** SUPPLIED RECORDS follows **

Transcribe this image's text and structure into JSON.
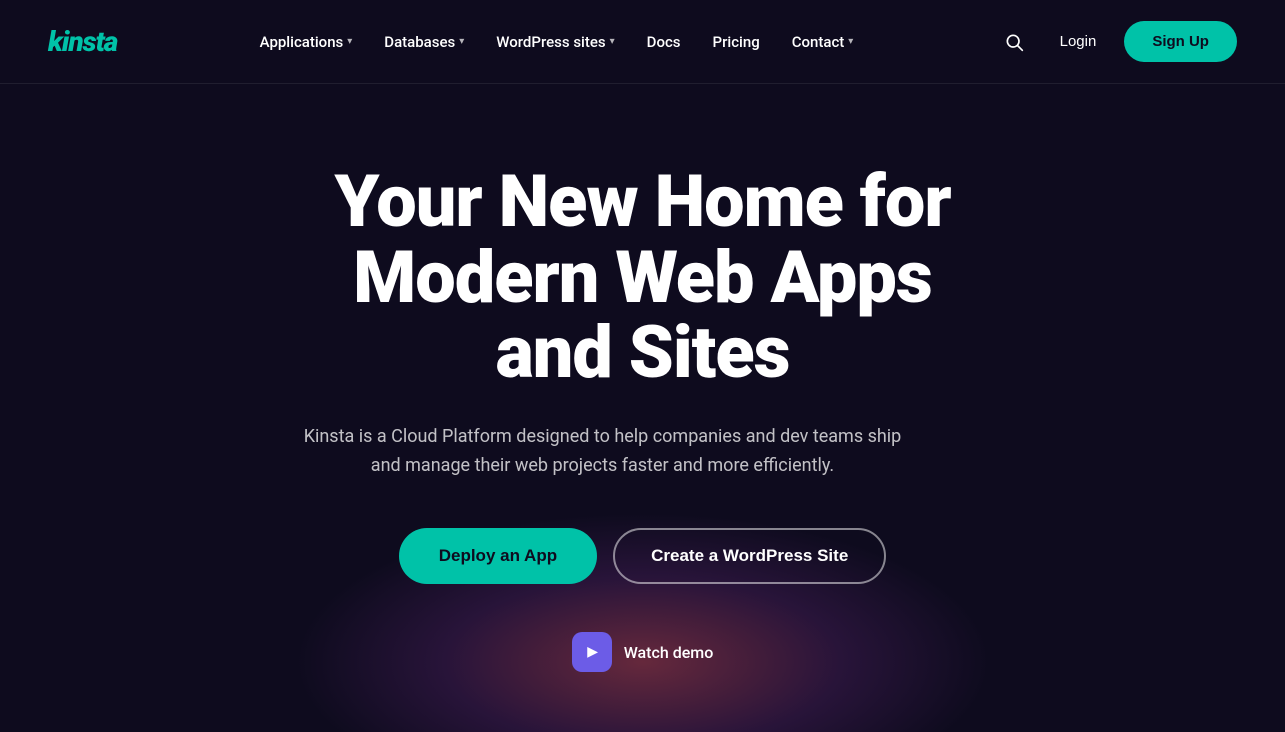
{
  "nav": {
    "logo": "kinsta",
    "links": [
      {
        "label": "Applications",
        "hasDropdown": true
      },
      {
        "label": "Databases",
        "hasDropdown": true
      },
      {
        "label": "WordPress sites",
        "hasDropdown": true
      },
      {
        "label": "Docs",
        "hasDropdown": false
      },
      {
        "label": "Pricing",
        "hasDropdown": false
      },
      {
        "label": "Contact",
        "hasDropdown": true
      }
    ],
    "login_label": "Login",
    "signup_label": "Sign Up"
  },
  "hero": {
    "title": "Your New Home for Modern Web Apps and Sites",
    "subtitle": "Kinsta is a Cloud Platform designed to help companies and dev teams ship and manage their web projects faster and more efficiently.",
    "btn_primary": "Deploy an App",
    "btn_secondary": "Create a WordPress Site",
    "watch_demo": "Watch demo"
  }
}
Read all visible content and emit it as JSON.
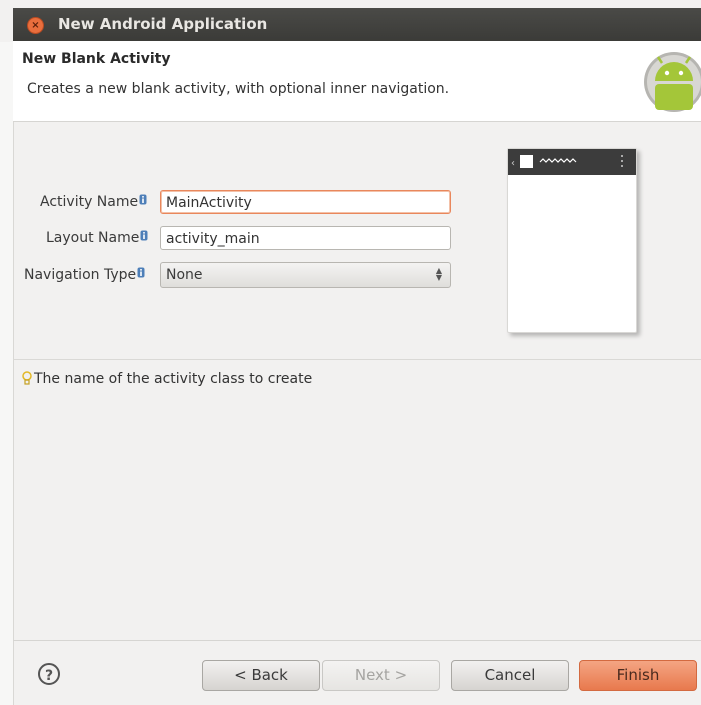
{
  "window": {
    "title": "New Android Application"
  },
  "header": {
    "title": "New Blank Activity",
    "description": "Creates a new blank activity, with optional inner navigation."
  },
  "form": {
    "activity_name": {
      "label": "Activity Name",
      "value": "MainActivity"
    },
    "layout_name": {
      "label": "Layout Name",
      "value": "activity_main"
    },
    "navigation_type": {
      "label": "Navigation Type",
      "value": "None"
    }
  },
  "hint": {
    "text": "The name of the activity class to create"
  },
  "buttons": {
    "help": "?",
    "back": "< Back",
    "next": "Next >",
    "cancel": "Cancel",
    "finish": "Finish"
  },
  "colors": {
    "accent": "#e8794d",
    "titlebar": "#3f3f3c",
    "android_green": "#a4c639"
  },
  "icons": [
    "close-icon",
    "android-logo-icon",
    "info-icon",
    "lightbulb-icon",
    "help-icon"
  ]
}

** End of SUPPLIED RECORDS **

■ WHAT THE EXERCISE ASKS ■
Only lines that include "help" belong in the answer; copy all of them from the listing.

■ RESULT OF THE EXERCISE ■
    "subtitle": "Kinsta is a Cloud Platform designed to help companies and dev teams ship and manage their web projects faster and more efficiently.",
    "help": "?",
    "help-icon"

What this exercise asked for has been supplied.